Betsy DeVos’s interview on 60 Minutes interview is a must-watch.
One of the first decisions the next president will make is the selection of a new education secretary.With presidential candidates forming their platforms, we are asking them the tough questions – and we want to make sure your questions are answered.
Betsy DeVos endorses plan to place guns in schools. She proposes using federal grant money intended for academics and student enrichment to purchase firearms for teachers to keep in their classrooms. After educators and parents express outrage, citing the potential danger to students and teachers alike, DeVos backs away from this plan.
Betsy DeVos imperils a program to help educators and other public employees handle college loan debt. The Trump administration threatens to abolish the Public Service Loan Forgiveness program, which allows public workers to apply for forgiveness of their student loans after 10 years of service and on-time loan payments. As of September 30, 2018, only 0.5% of public service workers who applied to the program received forgiveness.
DeVos introduces regulations requiring cross-examination of victims of campus sexual assault. Experts, educators, and parents agree that the proposal will effectively deter survivors from coming forward to report assault. Universities would be held less responsible. Managing attorney of the Women’s Law Project Terry Fromson says these policies would allow schools to “ignore much of the sexual harassment that occurs in schools.”
Trump’s school safety commission, chaired by Betsy DeVos, releases its report with recommendations that would do little to protect students. The Commission was formed after the largest mass shooting at a high school, in Parkland, Fla. Instead of addressing gun laws, the commission instead dismantles students’ civil rights protections by rescinding an Obama-era policy directing schools not to punish minority students at higher rates than white students.
DeVos stalls an effort to decrease inequity in special education. A federal judge rules against the education secretary’s proposal to delay an Obama-era rule that protects minority students in special education. The judge refers to DeVos’ attempted delay as “arbitrary and capricious.”
DeVos pushes to expand federal vouchers and cut education spending. Her voucher bill is a brazen scheme that would invest $50 billion in private school vouchers over 10 years.
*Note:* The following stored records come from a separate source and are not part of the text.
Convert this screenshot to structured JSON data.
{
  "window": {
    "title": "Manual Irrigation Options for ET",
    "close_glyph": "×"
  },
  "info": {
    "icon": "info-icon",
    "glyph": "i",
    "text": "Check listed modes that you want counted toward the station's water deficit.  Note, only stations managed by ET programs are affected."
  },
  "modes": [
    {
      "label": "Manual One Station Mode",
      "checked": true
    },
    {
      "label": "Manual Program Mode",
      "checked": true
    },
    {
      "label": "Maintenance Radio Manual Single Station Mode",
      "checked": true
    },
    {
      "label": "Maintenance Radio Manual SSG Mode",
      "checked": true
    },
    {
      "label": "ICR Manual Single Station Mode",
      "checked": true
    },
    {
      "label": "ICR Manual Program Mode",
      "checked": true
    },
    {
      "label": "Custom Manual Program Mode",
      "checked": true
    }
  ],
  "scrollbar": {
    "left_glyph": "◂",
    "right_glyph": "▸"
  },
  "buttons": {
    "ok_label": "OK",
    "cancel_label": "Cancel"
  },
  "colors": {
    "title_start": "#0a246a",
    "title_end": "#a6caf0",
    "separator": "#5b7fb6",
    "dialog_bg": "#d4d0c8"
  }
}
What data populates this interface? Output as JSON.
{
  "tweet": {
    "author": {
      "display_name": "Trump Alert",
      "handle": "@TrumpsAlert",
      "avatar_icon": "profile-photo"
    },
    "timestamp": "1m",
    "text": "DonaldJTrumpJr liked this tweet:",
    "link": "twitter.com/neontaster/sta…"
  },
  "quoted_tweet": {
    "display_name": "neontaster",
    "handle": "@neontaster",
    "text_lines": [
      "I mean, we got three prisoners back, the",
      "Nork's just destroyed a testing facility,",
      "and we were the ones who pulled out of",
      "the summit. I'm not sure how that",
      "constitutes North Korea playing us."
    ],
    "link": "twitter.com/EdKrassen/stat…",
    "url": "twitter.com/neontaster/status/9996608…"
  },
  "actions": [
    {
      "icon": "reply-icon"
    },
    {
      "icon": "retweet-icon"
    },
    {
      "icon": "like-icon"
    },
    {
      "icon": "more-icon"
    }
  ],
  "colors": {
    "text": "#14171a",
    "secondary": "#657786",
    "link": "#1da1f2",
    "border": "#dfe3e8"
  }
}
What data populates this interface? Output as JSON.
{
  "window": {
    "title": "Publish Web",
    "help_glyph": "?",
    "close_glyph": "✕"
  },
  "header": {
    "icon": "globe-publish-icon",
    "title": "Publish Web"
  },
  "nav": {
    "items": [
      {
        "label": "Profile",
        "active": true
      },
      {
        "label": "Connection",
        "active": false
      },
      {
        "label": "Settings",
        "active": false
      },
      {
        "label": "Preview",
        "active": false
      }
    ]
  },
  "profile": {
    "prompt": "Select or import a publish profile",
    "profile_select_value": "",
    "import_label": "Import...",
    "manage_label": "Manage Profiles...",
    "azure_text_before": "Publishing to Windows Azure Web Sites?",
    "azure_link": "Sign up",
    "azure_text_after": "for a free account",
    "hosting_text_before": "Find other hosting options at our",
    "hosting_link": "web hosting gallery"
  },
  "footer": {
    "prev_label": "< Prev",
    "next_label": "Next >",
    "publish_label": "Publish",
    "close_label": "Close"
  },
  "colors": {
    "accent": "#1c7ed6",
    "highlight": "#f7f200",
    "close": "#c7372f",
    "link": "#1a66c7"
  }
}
Meanwhile, DeVos backs Trump’s proposal to cut education spending by $8.5 billion in 2020, eliminating more than two dozen programs that help public schools, including teacher development, academic support and enrichment, and after-school activities.
DeVos opens the door for private schools and religious organizations to receive a windfall of taxpayer funding. DeVos says the U.S. Department of Education will no longer enforce provisions that require federally funded services be provided only by public employees or contractors independent of private schools and religious organizations. It is an unprecedented move for a federal agency to indicate its intent not to enforce the law as written.
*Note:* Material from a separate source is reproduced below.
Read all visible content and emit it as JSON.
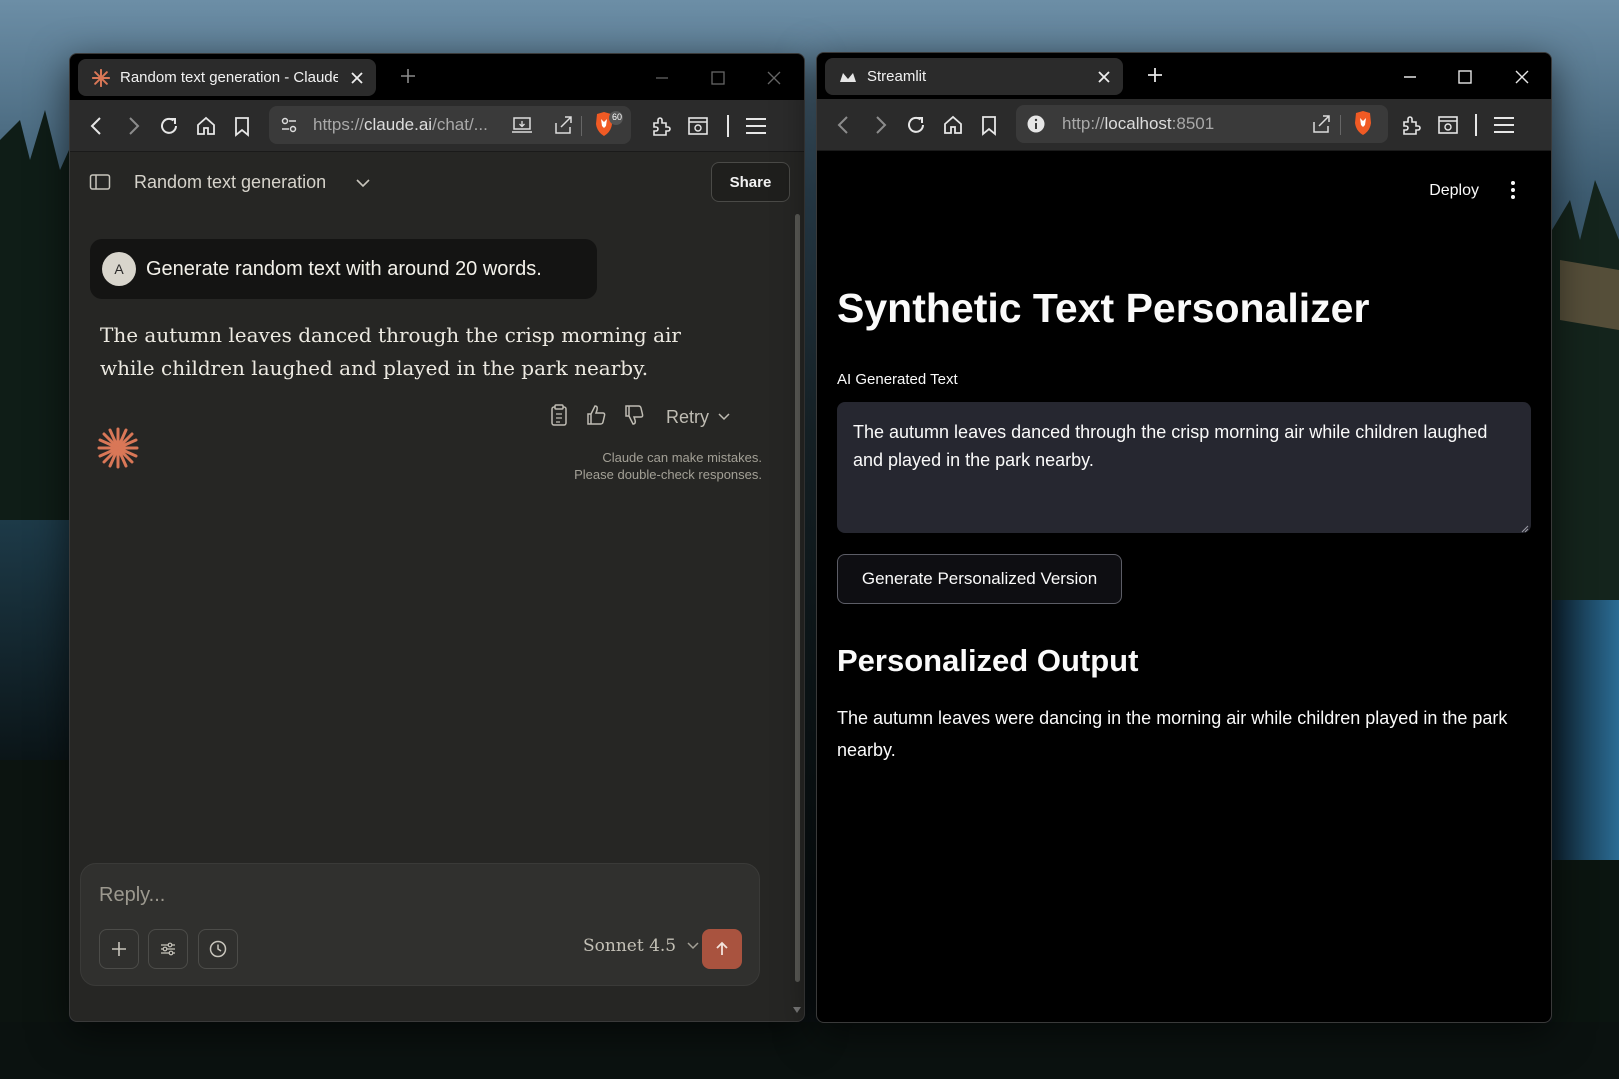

DeVos Testifies. In testimony before a House subcommittee, DeVos struggles to defend her proposal to cut $7 billion from education programs, including eliminating all $18 million in federal funding for the Special Olympics. She also struggles to justify her claim that “students may be better served by being in larger classes.” Her proposal includes a 26 percent reduction to state grants for special education and millions of dollars in cuts to programs for students who are blind.
Whether it’s the qualities they’re looking for in an education secretary or another issue that affects schools, the candidates running for president should address educators’ most pressing questions.
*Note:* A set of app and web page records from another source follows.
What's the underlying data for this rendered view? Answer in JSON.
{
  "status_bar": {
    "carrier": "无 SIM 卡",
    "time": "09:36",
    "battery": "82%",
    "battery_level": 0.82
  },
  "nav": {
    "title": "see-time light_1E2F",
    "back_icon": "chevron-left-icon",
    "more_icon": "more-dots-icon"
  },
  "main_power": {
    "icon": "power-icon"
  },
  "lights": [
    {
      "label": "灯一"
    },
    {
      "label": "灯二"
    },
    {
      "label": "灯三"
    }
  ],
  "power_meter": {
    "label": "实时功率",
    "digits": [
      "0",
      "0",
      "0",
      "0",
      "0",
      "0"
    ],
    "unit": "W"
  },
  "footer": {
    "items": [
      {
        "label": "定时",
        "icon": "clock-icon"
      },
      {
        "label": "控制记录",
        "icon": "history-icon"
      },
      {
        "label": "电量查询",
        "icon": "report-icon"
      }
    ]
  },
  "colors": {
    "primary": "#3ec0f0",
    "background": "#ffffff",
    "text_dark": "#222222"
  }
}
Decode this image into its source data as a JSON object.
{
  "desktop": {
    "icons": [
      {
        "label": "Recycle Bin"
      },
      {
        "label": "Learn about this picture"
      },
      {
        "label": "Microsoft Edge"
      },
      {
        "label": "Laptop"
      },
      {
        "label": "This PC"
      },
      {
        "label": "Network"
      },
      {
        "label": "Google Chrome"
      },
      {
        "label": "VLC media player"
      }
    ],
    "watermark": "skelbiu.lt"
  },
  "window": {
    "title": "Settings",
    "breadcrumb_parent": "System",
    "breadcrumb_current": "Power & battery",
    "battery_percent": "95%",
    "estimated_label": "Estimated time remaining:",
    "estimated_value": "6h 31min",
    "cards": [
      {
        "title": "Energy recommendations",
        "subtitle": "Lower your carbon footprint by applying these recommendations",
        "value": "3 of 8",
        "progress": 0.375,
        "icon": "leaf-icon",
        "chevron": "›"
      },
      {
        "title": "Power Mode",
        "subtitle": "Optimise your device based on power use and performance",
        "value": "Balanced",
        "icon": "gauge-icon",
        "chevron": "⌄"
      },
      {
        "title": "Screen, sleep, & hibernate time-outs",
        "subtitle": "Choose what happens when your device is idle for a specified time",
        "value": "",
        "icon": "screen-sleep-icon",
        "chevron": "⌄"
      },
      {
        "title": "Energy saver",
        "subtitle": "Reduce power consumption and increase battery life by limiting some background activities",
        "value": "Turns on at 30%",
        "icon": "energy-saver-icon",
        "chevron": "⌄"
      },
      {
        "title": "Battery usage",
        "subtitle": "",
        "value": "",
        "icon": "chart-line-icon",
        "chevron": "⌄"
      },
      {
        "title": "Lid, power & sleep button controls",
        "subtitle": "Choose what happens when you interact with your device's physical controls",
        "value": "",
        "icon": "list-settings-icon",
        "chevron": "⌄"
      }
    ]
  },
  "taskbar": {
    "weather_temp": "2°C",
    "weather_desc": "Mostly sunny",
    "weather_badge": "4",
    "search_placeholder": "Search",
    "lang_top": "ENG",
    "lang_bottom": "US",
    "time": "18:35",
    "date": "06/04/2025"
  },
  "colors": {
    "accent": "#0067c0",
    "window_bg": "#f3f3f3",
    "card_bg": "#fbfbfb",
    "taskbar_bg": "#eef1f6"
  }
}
We’re asking all major candidates for president to go on the record with their thoughts and positions on the issues and policies that impact students, educators, public schools, and communities across the nation.